**ASSIGNED TASK**
A word-for-word copy of the following listing is needed. Leave out its images.

**INPUT MATERIAL**

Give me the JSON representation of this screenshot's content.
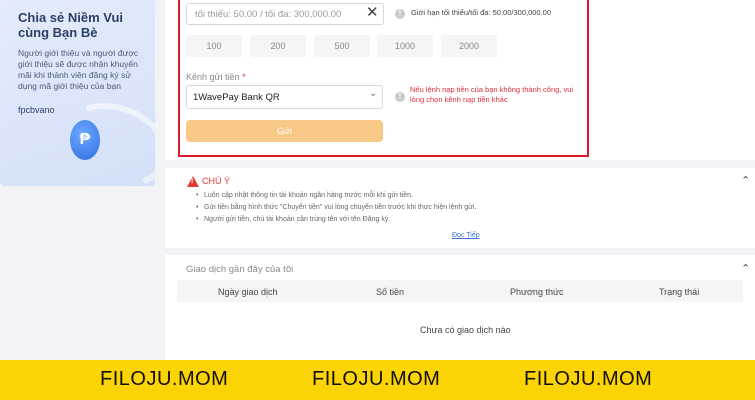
{
  "promo": {
    "title": "Chia sẻ Niềm Vui cùng Bạn Bè",
    "description": "Người giới thiệu và người được giới thiệu sẽ được nhận khuyến mãi khi thành viên đăng ký sử dụng mã giới thiệu của bạn",
    "referral_code": "fpcbvano",
    "coin_symbol": "₱"
  },
  "deposit": {
    "amount_placeholder": "tối thiểu: 50.00 / tối đa: 300,000.00",
    "clear_symbol": "✕",
    "limit_hint": "Giới hạn tối thiểu/tối đa: 50.00/300,000.00",
    "quick_amounts": [
      "100",
      "200",
      "500",
      "1000",
      "2000"
    ],
    "channel_label": "Kênh gửi tiền",
    "required_mark": "*",
    "channel_value": "1WavePay Bank QR",
    "channel_hint": "Nếu lệnh nạp tiền của bạn không thành công, vui lòng chọn kênh nạp tiền khác",
    "submit_label": "Gửi",
    "info_symbol": "!"
  },
  "notice": {
    "title": "CHÚ Ý",
    "items": [
      "Luôn cập nhật thông tin tài khoản ngân hàng trước mỗi khi gửi tiền.",
      "Gửi tiền bằng hình thức \"Chuyển tiền\" vui lòng chuyển tiền trước khi thực hiện lệnh gửi.",
      "Người gửi tiền, chủ tài khoản cần trùng tên với tên Đăng ký."
    ],
    "read_more": "Đọc Tiếp"
  },
  "recent": {
    "title": "Giao dịch gần đây của tôi",
    "columns": [
      "Ngày giao dịch",
      "Số tiền",
      "Phương thức",
      "Trạng thái"
    ],
    "empty_text": "Chưa có giao dịch nào"
  },
  "footer": {
    "brands": [
      "FILOJU.MOM",
      "FILOJU.MOM",
      "FILOJU.MOM"
    ]
  },
  "colors": {
    "highlight_border": "#d71d2a",
    "submit_button": "#f8c887",
    "footer_banner": "#fcd303",
    "warning": "#e53935"
  }
}
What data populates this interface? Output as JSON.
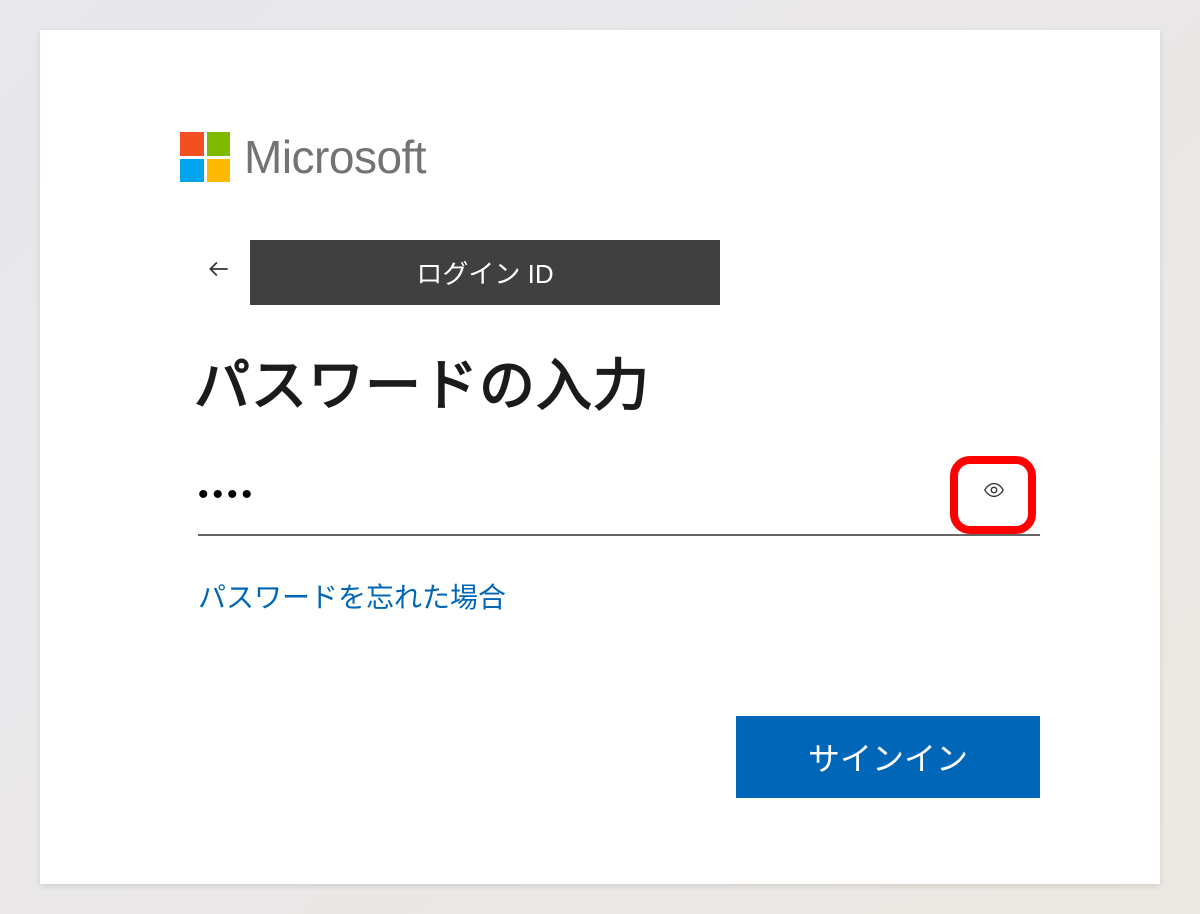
{
  "brand": {
    "name": "Microsoft"
  },
  "identity": {
    "label": "ログイン ID"
  },
  "title": "パスワードの入力",
  "password": {
    "value": "••••",
    "placeholder": ""
  },
  "links": {
    "forgot": "パスワードを忘れた場合"
  },
  "buttons": {
    "signin": "サインイン"
  }
}
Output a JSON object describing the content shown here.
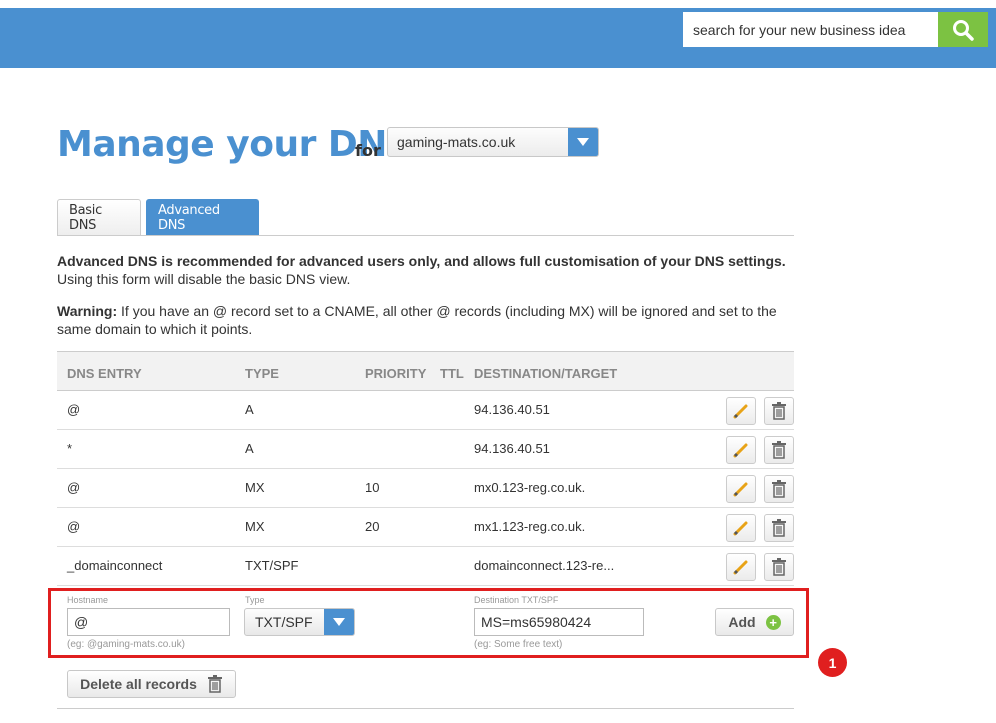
{
  "header": {
    "search_placeholder": "search for your new business idea",
    "search_button_icon": "search-icon",
    "bg_color": "#4a90d0",
    "accent_color": "#7cc242"
  },
  "title": {
    "main": "Manage your DNS",
    "for_label": "for",
    "domain_selected": "gaming-mats.co.uk"
  },
  "tabs": [
    {
      "label": "Basic DNS",
      "active": false
    },
    {
      "label": "Advanced DNS",
      "active": true
    }
  ],
  "intro": {
    "bold": "Advanced DNS is recommended for advanced users only, and allows full customisation of your DNS settings.",
    "normal": "Using this form will disable the basic DNS view."
  },
  "warning": {
    "label": "Warning:",
    "text": " If you have an @ record set to a CNAME, all other @ records (including MX) will be ignored and set to the same domain to which it points."
  },
  "table": {
    "headers": {
      "entry": "DNS ENTRY",
      "type": "TYPE",
      "priority": "PRIORITY",
      "ttl": "TTL",
      "dest": "DESTINATION/TARGET"
    },
    "rows": [
      {
        "entry": "@",
        "type": "A",
        "priority": "",
        "ttl": "",
        "dest": "94.136.40.51"
      },
      {
        "entry": "*",
        "type": "A",
        "priority": "",
        "ttl": "",
        "dest": "94.136.40.51"
      },
      {
        "entry": "@",
        "type": "MX",
        "priority": "10",
        "ttl": "",
        "dest": "mx0.123-reg.co.uk."
      },
      {
        "entry": "@",
        "type": "MX",
        "priority": "20",
        "ttl": "",
        "dest": "mx1.123-reg.co.uk."
      },
      {
        "entry": "_domainconnect",
        "type": "TXT/SPF",
        "priority": "",
        "ttl": "",
        "dest": "domainconnect.123-re..."
      }
    ],
    "edit_icon": "pencil-icon",
    "delete_icon": "trash-icon"
  },
  "add_form": {
    "hostname_label": "Hostname",
    "hostname_value": "@",
    "hostname_hint": "(eg: @gaming-mats.co.uk)",
    "type_label": "Type",
    "type_value": "TXT/SPF",
    "dest_label": "Destination TXT/SPF",
    "dest_value": "MS=ms65980424",
    "dest_hint": "(eg: Some free text)",
    "add_label": "Add"
  },
  "annotation": {
    "badge": "1",
    "color": "#e01f1f"
  },
  "delete_all_label": "Delete all records"
}
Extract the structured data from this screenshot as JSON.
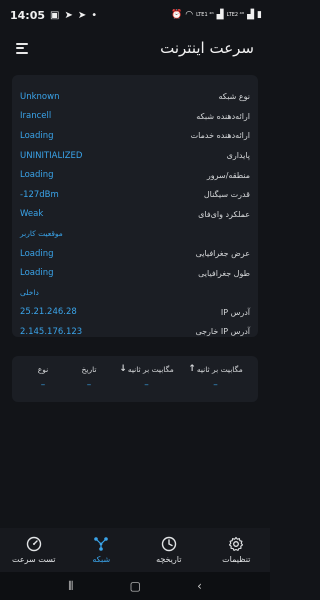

**ANSWER SECTION**
Give me the JSON representation of this screenshot's content.
{
  "promo": {
    "title": "Chia sẻ Niềm Vui cùng Bạn Bè",
    "description": "Người giới thiệu và người được giới thiệu sẽ được nhận khuyến mãi khi thành viên đăng ký sử dụng mã giới thiệu của bạn",
    "referral_code": "fpcbvano",
    "coin_symbol": "₱"
  },
  "deposit": {
    "amount_placeholder": "tối thiểu: 50.00 / tối đa: 300,000.00",
    "clear_symbol": "✕",
    "limit_hint": "Giới hạn tối thiểu/tối đa: 50.00/300,000.00",
    "quick_amounts": [
      "100",
      "200",
      "500",
      "1000",
      "2000"
    ],
    "channel_label": "Kênh gửi tiền",
    "required_mark": "*",
    "channel_value": "1WavePay Bank QR",
    "channel_hint": "Nếu lệnh nạp tiền của bạn không thành công, vui lòng chọn kênh nạp tiền khác",
    "submit_label": "Gửi",
    "info_symbol": "!"
  },
  "notice": {
    "title": "CHÚ Ý",
    "items": [
      "Luôn cập nhật thông tin tài khoản ngân hàng trước mỗi khi gửi tiền.",
      "Gửi tiền bằng hình thức \"Chuyển tiền\" vui lòng chuyển tiền trước khi thực hiện lệnh gửi.",
      "Người gửi tiền, chủ tài khoản cần trùng tên với tên Đăng ký."
    ],
    "read_more": "Đọc Tiếp"
  },
  "recent": {
    "title": "Giao dịch gần đây của tôi",
    "columns": [
      "Ngày giao dịch",
      "Số tiền",
      "Phương thức",
      "Trạng thái"
    ],
    "empty_text": "Chưa có giao dịch nào"
  },
  "footer": {
    "brands": [
      "FILOJU.MOM",
      "FILOJU.MOM",
      "FILOJU.MOM"
    ]
  },
  "colors": {
    "highlight_border": "#d71d2a",
    "submit_button": "#f8c887",
    "footer_banner": "#fcd303",
    "warning": "#e53935"
  }
}
What data populates this interface? Output as JSON.
{
  "brand": {
    "name": "Microsoft"
  },
  "identity": {
    "label": "ログイン ID"
  },
  "title": "パスワードの入力",
  "password": {
    "value": "••••",
    "placeholder": ""
  },
  "links": {
    "forgot": "パスワードを忘れた場合"
  },
  "buttons": {
    "signin": "サインイン"
  }
}
Output a JSON object describing the content shown here.
{
  "header": {
    "search_placeholder": "search for your new business idea",
    "search_button_icon": "search-icon",
    "bg_color": "#4a90d0",
    "accent_color": "#7cc242"
  },
  "title": {
    "main": "Manage your DNS",
    "for_label": "for",
    "domain_selected": "gaming-mats.co.uk"
  },
  "tabs": [
    {
      "label": "Basic DNS",
      "active": false
    },
    {
      "label": "Advanced DNS",
      "active": true
    }
  ],
  "intro": {
    "bold": "Advanced DNS is recommended for advanced users only, and allows full customisation of your DNS settings.",
    "normal": "Using this form will disable the basic DNS view."
  },
  "warning": {
    "label": "Warning:",
    "text": " If you have an @ record set to a CNAME, all other @ records (including MX) will be ignored and set to the same domain to which it points."
  },
  "table": {
    "headers": {
      "entry": "DNS ENTRY",
      "type": "TYPE",
      "priority": "PRIORITY",
      "ttl": "TTL",
      "dest": "DESTINATION/TARGET"
    },
    "rows": [
      {
        "entry": "@",
        "type": "A",
        "priority": "",
        "ttl": "",
        "dest": "94.136.40.51"
      },
      {
        "entry": "*",
        "type": "A",
        "priority": "",
        "ttl": "",
        "dest": "94.136.40.51"
      },
      {
        "entry": "@",
        "type": "MX",
        "priority": "10",
        "ttl": "",
        "dest": "mx0.123-reg.co.uk."
      },
      {
        "entry": "@",
        "type": "MX",
        "priority": "20",
        "ttl": "",
        "dest": "mx1.123-reg.co.uk."
      },
      {
        "entry": "_domainconnect",
        "type": "TXT/SPF",
        "priority": "",
        "ttl": "",
        "dest": "domainconnect.123-re..."
      }
    ],
    "edit_icon": "pencil-icon",
    "delete_icon": "trash-icon"
  },
  "add_form": {
    "hostname_label": "Hostname",
    "hostname_value": "@",
    "hostname_hint": "(eg: @gaming-mats.co.uk)",
    "type_label": "Type",
    "type_value": "TXT/SPF",
    "dest_label": "Destination TXT/SPF",
    "dest_value": "MS=ms65980424",
    "dest_hint": "(eg: Some free text)",
    "add_label": "Add"
  },
  "annotation": {
    "badge": "1",
    "color": "#e01f1f"
  },
  "delete_all_label": "Delete all records"
}
Extract the structured data from this screenshot as JSON.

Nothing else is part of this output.